Most people looked at the score, did not follow the first instruction and read the entire score, and then did not take immediate action. In fact, many did not take any action at all and simply went about their work as if nothing had happened. This was an interesting result— I learned that most people aren’t very likely to follow a set of instructions given to them by a stranger. This made it feel especially exciting (for me) when somebody actually did follow the instructions.

While I did find inspiration in many of the scores we examined in class, I was mostly inspired by what I did not see in the preexisting scores we looked at. I wanted to see a score with a sense of recursion, but I did not really see this in any of the scores we discussed in class. Because of this, I decided I wanted to make a score that was self-perpetuating. I wanted this score to be able to exist not just when somebody read it, but for it to always be active and alive and to give itself meaning. Simply, I wanted to create something that, by its very nature, didn’t have an end.

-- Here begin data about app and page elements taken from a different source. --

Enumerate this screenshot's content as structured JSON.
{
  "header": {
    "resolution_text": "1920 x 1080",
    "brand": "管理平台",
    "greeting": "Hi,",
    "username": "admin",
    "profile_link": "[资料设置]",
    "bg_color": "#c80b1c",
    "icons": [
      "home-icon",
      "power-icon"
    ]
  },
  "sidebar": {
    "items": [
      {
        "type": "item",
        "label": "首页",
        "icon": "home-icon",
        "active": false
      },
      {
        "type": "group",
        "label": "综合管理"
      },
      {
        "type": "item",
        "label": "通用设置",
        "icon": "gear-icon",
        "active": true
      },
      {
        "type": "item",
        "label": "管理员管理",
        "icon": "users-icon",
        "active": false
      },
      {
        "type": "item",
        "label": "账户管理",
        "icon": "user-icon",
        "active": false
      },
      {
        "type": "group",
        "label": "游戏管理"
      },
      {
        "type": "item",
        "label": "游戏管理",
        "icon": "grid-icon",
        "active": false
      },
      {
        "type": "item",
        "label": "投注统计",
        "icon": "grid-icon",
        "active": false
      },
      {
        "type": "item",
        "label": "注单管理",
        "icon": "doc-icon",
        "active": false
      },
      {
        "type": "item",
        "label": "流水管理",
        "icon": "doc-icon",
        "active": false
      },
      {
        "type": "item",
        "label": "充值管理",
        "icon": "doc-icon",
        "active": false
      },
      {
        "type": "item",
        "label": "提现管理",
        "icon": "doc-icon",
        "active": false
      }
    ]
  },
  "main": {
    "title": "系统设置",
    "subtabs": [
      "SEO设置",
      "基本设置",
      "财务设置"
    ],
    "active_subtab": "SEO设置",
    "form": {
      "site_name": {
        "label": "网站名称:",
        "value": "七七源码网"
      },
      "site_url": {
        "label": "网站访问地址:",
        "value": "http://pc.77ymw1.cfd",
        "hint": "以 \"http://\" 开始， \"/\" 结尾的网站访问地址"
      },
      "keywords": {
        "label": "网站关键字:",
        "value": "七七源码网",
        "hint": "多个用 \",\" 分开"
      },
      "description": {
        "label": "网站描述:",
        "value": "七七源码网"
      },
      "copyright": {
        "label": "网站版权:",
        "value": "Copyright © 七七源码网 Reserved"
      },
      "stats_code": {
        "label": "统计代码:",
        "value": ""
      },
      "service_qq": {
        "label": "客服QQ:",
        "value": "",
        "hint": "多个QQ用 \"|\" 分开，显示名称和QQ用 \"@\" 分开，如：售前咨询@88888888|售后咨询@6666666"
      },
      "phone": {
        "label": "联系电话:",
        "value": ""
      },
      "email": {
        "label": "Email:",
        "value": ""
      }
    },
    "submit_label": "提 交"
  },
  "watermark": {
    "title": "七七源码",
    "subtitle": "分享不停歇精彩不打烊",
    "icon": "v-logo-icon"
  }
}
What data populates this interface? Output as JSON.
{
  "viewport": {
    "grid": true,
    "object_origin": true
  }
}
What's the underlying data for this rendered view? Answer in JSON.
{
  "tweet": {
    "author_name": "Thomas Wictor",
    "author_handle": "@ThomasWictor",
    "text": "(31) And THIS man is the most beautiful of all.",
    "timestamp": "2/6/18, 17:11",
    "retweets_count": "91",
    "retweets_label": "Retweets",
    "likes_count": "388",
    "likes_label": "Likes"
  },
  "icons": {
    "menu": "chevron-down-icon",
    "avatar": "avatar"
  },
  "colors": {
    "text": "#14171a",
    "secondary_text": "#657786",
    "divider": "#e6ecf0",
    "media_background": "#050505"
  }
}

I also wanted to capture a sense of uncomfortable, awkward social interaction in this score. I wanted to bring people together but not in any significant way, simply just for a brief and awkward interaction. This score forces two people to share in something and interact but only for a brief moment in time, and the way the player is affected by this interaction is entirely up to them. It could leave them wondering why they were chosen to receive the score, and who they should pass it off to. It could leave them with no thoughts at all. It could make a small impact on their day and make them laugh, make them go on a brief and annoying detour, or mean nothing to them whatsoever. The score that most directly inspired this was Yoko Ono’s Stone Piece. I was inspired by the way Yoko Ono includes her friends in this art piece without them really even knowing they are a part of an art piece. By a lack of an explanation, she is forcing them to make their own meaning out of receiving an unknown powder, which I think creates a beautiful sense of artistic ambiguity that I truly admire and hoped to replicate through this piece.

As someone watching the events unfold and watching the paper as it was passed from person to person, I found it interesting that the paper linked all of these people together without them even realizing it. None of them could possibly know how many people had the paper before them, and I think that the element of mystery and unknowingness surrounding this score is one of its more profound and meaningful components. Even now, not even I, the creator of this score, know where it is, who has it, or all the places it has been. And I love the fact that I never will.


Below are videos of the game being played.